(Given data Opens)

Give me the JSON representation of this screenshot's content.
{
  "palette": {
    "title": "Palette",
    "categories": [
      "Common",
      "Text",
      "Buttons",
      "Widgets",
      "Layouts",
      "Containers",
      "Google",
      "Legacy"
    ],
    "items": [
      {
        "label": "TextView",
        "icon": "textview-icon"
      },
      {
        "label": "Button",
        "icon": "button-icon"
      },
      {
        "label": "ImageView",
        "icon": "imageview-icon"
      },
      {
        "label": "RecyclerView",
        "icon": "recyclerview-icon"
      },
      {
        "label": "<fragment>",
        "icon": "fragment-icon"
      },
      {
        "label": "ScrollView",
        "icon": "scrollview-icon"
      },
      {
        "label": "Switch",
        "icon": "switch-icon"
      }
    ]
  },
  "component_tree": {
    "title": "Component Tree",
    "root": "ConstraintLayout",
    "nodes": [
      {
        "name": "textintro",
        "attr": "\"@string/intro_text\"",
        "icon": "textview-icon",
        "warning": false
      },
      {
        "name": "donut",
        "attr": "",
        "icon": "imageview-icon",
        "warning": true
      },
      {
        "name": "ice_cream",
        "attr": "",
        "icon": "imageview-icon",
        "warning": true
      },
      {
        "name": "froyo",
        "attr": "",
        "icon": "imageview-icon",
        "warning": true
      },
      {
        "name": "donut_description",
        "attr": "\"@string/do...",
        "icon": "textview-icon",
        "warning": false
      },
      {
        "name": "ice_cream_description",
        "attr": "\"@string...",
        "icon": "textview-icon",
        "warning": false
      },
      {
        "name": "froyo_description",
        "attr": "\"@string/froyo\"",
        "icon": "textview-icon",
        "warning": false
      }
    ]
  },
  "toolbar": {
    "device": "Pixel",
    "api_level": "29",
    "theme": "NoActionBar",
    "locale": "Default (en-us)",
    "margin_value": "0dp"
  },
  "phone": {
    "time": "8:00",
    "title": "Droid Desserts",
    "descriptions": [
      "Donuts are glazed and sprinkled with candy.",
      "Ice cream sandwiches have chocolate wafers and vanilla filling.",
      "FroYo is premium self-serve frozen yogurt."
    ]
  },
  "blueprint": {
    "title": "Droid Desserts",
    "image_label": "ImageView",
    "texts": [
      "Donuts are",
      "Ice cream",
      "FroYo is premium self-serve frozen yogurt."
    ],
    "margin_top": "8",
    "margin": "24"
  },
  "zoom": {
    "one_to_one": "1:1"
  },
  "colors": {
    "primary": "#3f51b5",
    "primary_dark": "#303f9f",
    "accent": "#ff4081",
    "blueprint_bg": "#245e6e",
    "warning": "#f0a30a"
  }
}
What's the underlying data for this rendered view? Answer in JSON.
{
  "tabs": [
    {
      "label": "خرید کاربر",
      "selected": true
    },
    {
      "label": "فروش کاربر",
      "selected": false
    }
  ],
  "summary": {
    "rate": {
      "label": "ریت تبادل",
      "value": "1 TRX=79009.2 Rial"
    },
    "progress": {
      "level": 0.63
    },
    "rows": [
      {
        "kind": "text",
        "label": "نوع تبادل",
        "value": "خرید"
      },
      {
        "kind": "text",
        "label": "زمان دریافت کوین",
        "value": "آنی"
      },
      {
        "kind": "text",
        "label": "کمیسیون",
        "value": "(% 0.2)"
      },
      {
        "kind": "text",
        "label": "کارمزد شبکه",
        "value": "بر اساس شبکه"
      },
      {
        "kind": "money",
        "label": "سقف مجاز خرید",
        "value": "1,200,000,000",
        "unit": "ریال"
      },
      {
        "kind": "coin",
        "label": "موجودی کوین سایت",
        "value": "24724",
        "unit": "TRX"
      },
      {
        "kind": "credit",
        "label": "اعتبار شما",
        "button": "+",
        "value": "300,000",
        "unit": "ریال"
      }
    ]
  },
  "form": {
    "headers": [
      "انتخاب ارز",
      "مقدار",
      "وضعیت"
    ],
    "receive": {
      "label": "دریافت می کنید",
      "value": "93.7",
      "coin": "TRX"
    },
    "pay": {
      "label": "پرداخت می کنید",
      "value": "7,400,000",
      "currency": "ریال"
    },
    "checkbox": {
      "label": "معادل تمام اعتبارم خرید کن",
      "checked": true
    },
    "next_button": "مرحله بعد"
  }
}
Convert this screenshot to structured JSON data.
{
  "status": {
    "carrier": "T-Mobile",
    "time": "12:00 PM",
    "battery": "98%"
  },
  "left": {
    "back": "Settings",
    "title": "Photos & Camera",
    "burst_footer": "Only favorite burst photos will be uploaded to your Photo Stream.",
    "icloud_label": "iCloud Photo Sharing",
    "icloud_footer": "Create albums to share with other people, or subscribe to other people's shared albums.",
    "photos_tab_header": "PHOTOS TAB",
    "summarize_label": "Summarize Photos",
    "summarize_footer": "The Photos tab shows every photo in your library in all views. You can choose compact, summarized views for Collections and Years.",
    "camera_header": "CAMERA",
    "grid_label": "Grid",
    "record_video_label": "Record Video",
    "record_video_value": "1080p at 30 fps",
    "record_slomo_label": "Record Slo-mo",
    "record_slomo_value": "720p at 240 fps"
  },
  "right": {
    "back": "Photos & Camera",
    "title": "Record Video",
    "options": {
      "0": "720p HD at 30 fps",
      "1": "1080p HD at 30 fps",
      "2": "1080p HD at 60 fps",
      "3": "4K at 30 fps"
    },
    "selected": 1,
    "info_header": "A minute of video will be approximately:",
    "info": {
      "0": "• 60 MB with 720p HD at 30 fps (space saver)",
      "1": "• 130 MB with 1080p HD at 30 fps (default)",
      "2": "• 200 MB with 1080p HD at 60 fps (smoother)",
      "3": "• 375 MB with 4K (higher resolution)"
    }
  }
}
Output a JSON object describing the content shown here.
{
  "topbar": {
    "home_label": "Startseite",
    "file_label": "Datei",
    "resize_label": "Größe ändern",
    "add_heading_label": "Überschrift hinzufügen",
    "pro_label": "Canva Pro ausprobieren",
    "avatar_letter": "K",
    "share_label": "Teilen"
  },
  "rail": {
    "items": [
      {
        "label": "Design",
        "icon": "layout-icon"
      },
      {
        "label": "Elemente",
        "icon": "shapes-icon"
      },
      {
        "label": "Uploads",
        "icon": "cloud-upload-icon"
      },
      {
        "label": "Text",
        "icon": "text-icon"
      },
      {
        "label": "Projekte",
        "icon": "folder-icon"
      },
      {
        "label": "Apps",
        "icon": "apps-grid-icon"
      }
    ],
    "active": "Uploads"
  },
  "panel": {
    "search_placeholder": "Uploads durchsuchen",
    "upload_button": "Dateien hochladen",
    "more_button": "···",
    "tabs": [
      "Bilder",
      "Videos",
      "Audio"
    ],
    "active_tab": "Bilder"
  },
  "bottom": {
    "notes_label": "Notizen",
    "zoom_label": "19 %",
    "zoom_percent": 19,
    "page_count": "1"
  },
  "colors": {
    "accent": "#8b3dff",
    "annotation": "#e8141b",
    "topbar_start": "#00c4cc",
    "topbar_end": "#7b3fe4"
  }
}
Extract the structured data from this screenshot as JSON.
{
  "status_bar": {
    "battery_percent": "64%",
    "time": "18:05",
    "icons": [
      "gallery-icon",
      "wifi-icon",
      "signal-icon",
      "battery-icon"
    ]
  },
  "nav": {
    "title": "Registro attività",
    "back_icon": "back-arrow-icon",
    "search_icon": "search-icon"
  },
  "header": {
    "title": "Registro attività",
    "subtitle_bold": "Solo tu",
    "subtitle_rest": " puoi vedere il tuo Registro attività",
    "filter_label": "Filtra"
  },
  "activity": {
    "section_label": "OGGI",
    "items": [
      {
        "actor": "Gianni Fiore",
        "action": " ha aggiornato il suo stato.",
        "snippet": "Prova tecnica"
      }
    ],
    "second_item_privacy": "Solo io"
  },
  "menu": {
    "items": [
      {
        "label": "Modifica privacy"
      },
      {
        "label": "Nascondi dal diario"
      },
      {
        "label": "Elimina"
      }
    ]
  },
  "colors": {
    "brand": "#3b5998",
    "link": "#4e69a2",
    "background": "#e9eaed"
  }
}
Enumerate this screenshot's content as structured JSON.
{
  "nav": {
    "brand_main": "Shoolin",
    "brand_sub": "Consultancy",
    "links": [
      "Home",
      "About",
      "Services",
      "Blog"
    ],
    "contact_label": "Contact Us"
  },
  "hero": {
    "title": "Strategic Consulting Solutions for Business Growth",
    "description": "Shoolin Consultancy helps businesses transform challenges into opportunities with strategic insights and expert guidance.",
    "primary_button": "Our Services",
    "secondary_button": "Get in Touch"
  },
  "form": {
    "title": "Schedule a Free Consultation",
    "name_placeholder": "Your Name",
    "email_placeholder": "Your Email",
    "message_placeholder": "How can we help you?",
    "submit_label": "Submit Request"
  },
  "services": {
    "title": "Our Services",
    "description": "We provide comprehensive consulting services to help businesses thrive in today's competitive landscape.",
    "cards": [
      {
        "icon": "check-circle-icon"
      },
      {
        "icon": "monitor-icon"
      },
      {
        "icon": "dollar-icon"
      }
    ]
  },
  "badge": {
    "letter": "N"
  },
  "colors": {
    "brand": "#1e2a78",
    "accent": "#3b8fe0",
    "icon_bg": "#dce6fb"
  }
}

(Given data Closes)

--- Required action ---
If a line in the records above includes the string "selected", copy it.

--- Output of the exercise ---
      "selected": true
      "selected": false
    "selected": 1,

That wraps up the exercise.